Tally how many lines in the material include the word "this", then give that figure by itself.

## EXERCISE INPUTS:

====

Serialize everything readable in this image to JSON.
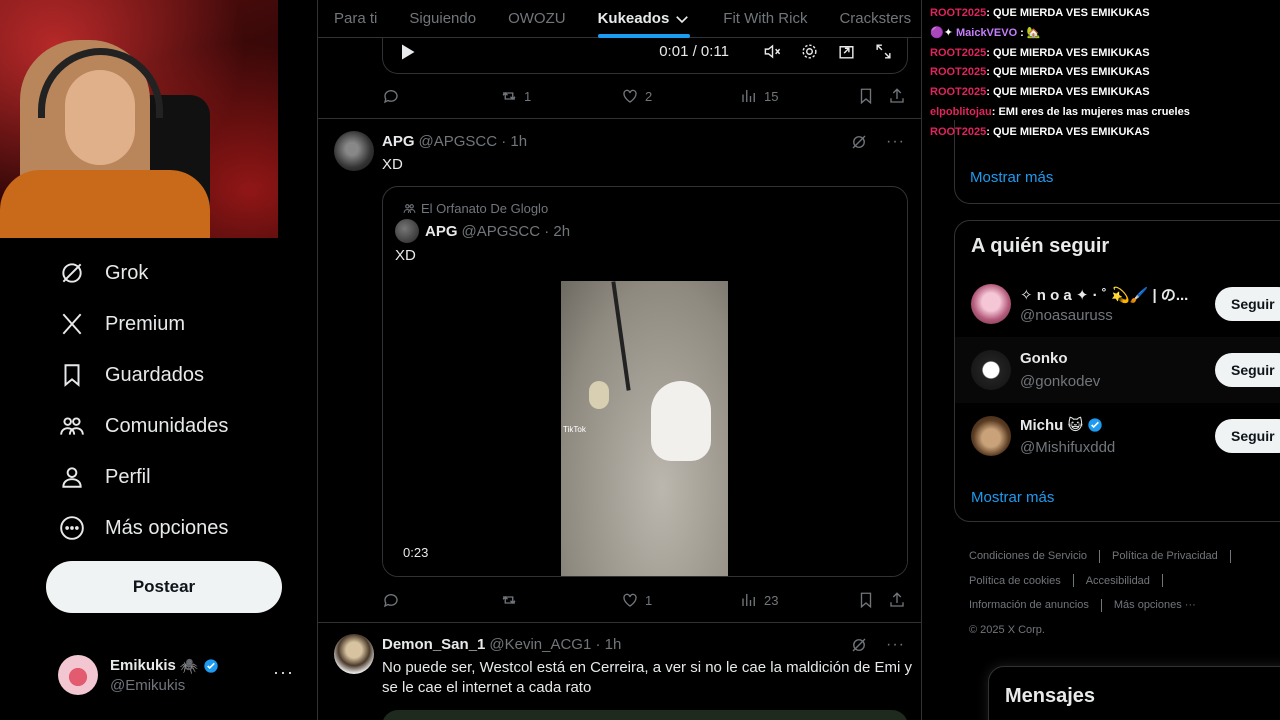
{
  "left": {
    "nav": [
      {
        "label": "Grok",
        "icon": "grok-icon"
      },
      {
        "label": "Premium",
        "icon": "x-logo-icon"
      },
      {
        "label": "Guardados",
        "icon": "bookmark-icon"
      },
      {
        "label": "Comunidades",
        "icon": "communities-icon"
      },
      {
        "label": "Perfil",
        "icon": "person-icon"
      },
      {
        "label": "Más opciones",
        "icon": "more-circle-icon"
      }
    ],
    "post_button": "Postear",
    "account": {
      "display_name": "Emikukis",
      "emoji": "🕷️",
      "handle": "@Emikukis",
      "more": "···"
    }
  },
  "feed": {
    "tabs": [
      {
        "label": "Para ti",
        "active": false
      },
      {
        "label": "Siguiendo",
        "active": false
      },
      {
        "label": "OWOZU",
        "active": false
      },
      {
        "label": "Kukeados",
        "active": true,
        "chevron": true
      },
      {
        "label": "Fit With Rick",
        "active": false
      },
      {
        "label": "Cracksters",
        "active": false
      }
    ],
    "player": {
      "time": "0:01 / 0:11"
    },
    "actions_1": {
      "retweets": "1",
      "likes": "2",
      "views": "15"
    },
    "tweet_1": {
      "name": "APG",
      "handle": "@APGSCC · 1h",
      "text": "XD",
      "quote": {
        "community": "El Orfanato De Gloglo",
        "name": "APG",
        "handle": "@APGSCC · 2h",
        "text": "XD",
        "watermark": "TikTok",
        "duration": "0:23"
      },
      "actions": {
        "retweets": "",
        "likes": "1",
        "views": "23"
      }
    },
    "tweet_2": {
      "name": "Demon_San_1",
      "handle": "@Kevin_ACG1 · 1h",
      "text": "No puede ser, Westcol está en Cerreira, a ver si no le cae la maldición de Emi y se le cae el internet a cada rato"
    }
  },
  "chat": [
    {
      "user": "ROOT2025",
      "color": "#e0245e",
      "msg": ": QUE MIERDA VES EMIKUKAS"
    },
    {
      "user": "MaickVEVO",
      "color": "#c77dff",
      "prefix": "🟣✦ ",
      "msg": " : 🏡"
    },
    {
      "user": "ROOT2025",
      "color": "#e0245e",
      "msg": ": QUE MIERDA VES EMIKUKAS"
    },
    {
      "user": "ROOT2025",
      "color": "#e0245e",
      "msg": ": QUE MIERDA VES EMIKUKAS"
    },
    {
      "user": "ROOT2025",
      "color": "#e0245e",
      "msg": ": QUE MIERDA VES EMIKUKAS"
    },
    {
      "user": "elpoblitojau",
      "color": "#e0245e",
      "msg": ": EMI eres de las mujeres mas crueles"
    },
    {
      "user": "ROOT2025",
      "color": "#e0245e",
      "msg": ": QUE MIERDA VES EMIKUKAS"
    }
  ],
  "right": {
    "show_more_1": "Mostrar más",
    "follow": {
      "title": "A quién seguir",
      "users": [
        {
          "name": "✧ n o a ✦ · ˚ 💫🖌️ | の...",
          "handle": "@noasauruss",
          "verified": false,
          "button": "Seguir"
        },
        {
          "name": "Gonko",
          "handle": "@gonkodev",
          "verified": false,
          "button": "Seguir"
        },
        {
          "name": "Michu 😺",
          "handle": "@Mishifuxddd",
          "verified": true,
          "button": "Seguir"
        }
      ],
      "show_more": "Mostrar más"
    },
    "footer": {
      "links": [
        "Condiciones de Servicio",
        "Política de Privacidad",
        "Política de cookies",
        "Accesibilidad",
        "Información de anuncios",
        "Más opciones ···"
      ],
      "copyright": "© 2025 X Corp."
    },
    "messages": "Mensajes"
  },
  "colors": {
    "accent": "#1d9bf0",
    "border": "#2f3336",
    "muted": "#71767b",
    "text": "#e7e9ea"
  }
}
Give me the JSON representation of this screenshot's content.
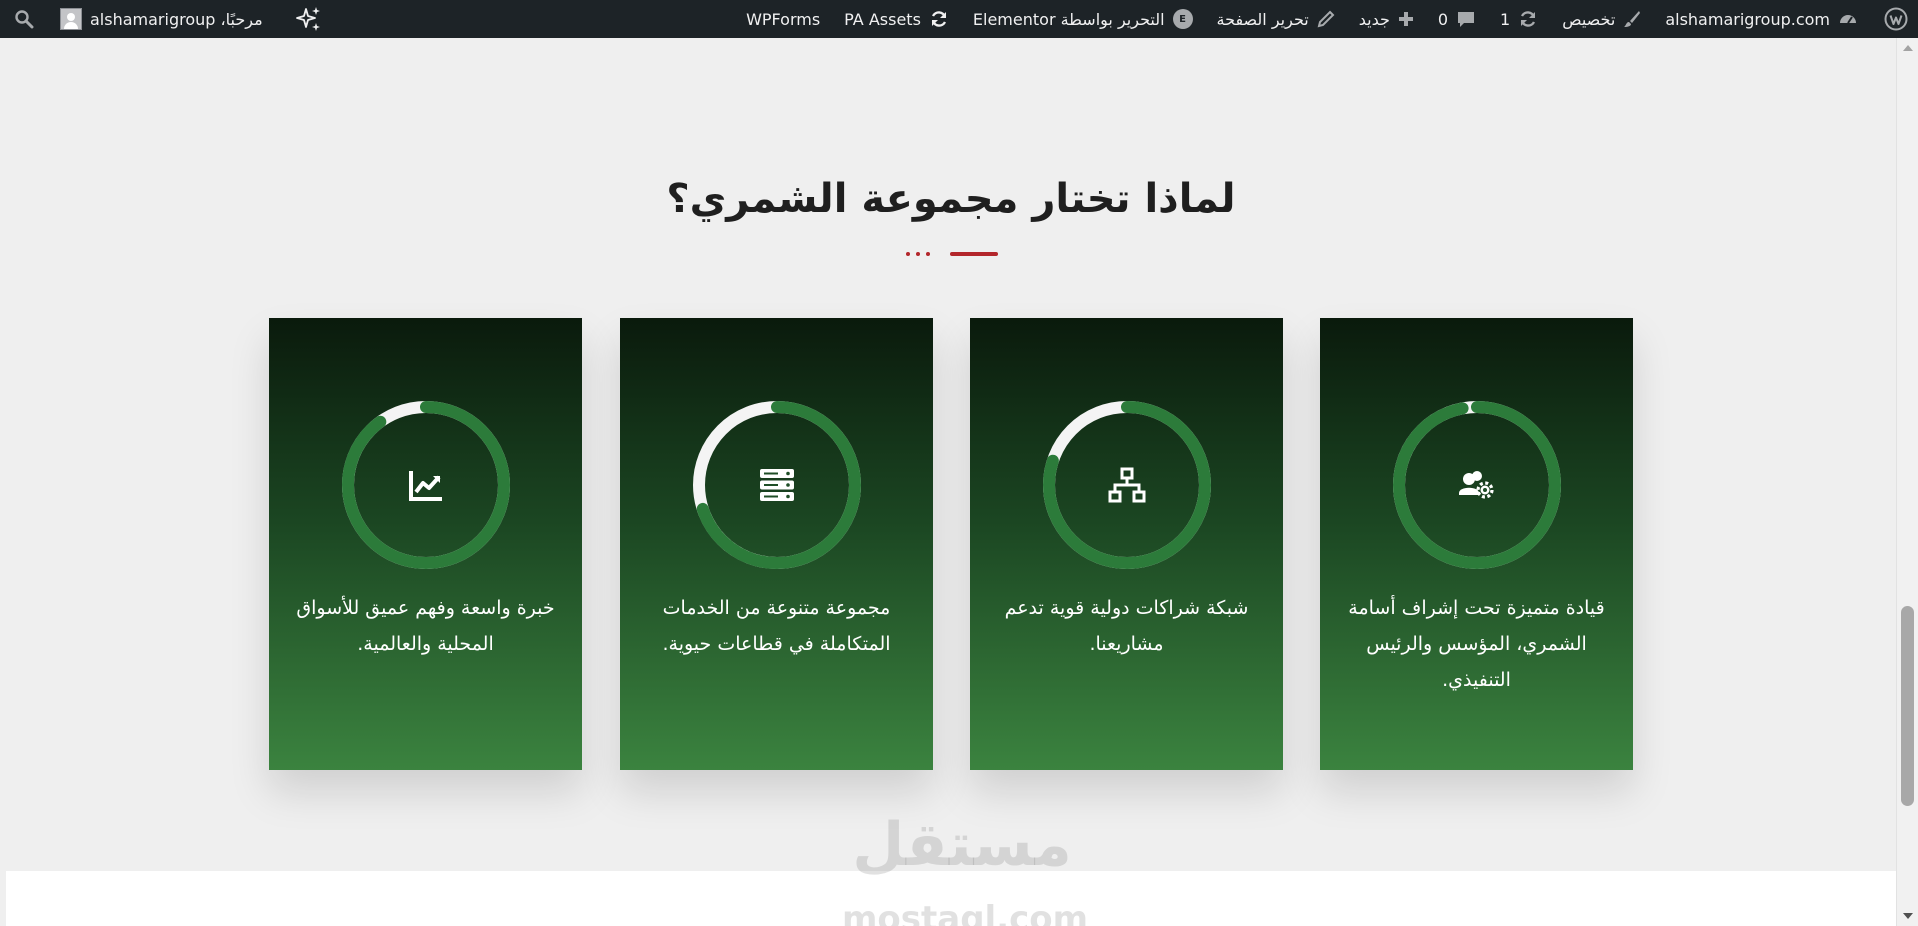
{
  "adminbar": {
    "site_name": "alshamarigroup.com",
    "customize_label": "تخصيص",
    "updates_count": "1",
    "comments_count": "0",
    "new_label": "جديد",
    "edit_page_label": "تحرير الصفحة",
    "elementor_label": "التحرير بواسطة Elementor",
    "pa_assets_label": "PA Assets",
    "wpforms_label": "WPForms",
    "greeting": "مرحبًا، alshamarigroup"
  },
  "section": {
    "title": "لماذا تختار مجموعة الشمري؟",
    "accent_color": "#b3262b"
  },
  "cards": [
    {
      "icon": "users-gear-icon",
      "progress": 0.97,
      "text": "قيادة متميزة تحت إشراف أسامة الشمري، المؤسس والرئيس التنفيذي."
    },
    {
      "icon": "network-icon",
      "progress": 0.8,
      "text": "شبكة شراكات دولية قوية تدعم مشاريعنا."
    },
    {
      "icon": "server-icon",
      "progress": 0.7,
      "text": "مجموعة متنوعة من الخدمات المتكاملة في قطاعات حيوية."
    },
    {
      "icon": "chart-line-icon",
      "progress": 0.9,
      "text": "خبرة واسعة وفهم عميق للأسواق المحلية والعالمية."
    }
  ],
  "colors": {
    "ring_track": "#f4f4f4",
    "ring_progress": "#2c7b3a",
    "card_gradient_top": "#0a1a0c",
    "card_gradient_bottom": "#3b833f"
  },
  "watermark": {
    "logo_text": "مستقل",
    "url_text": "mostaql.com"
  }
}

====

## RESPONSE AREA:
2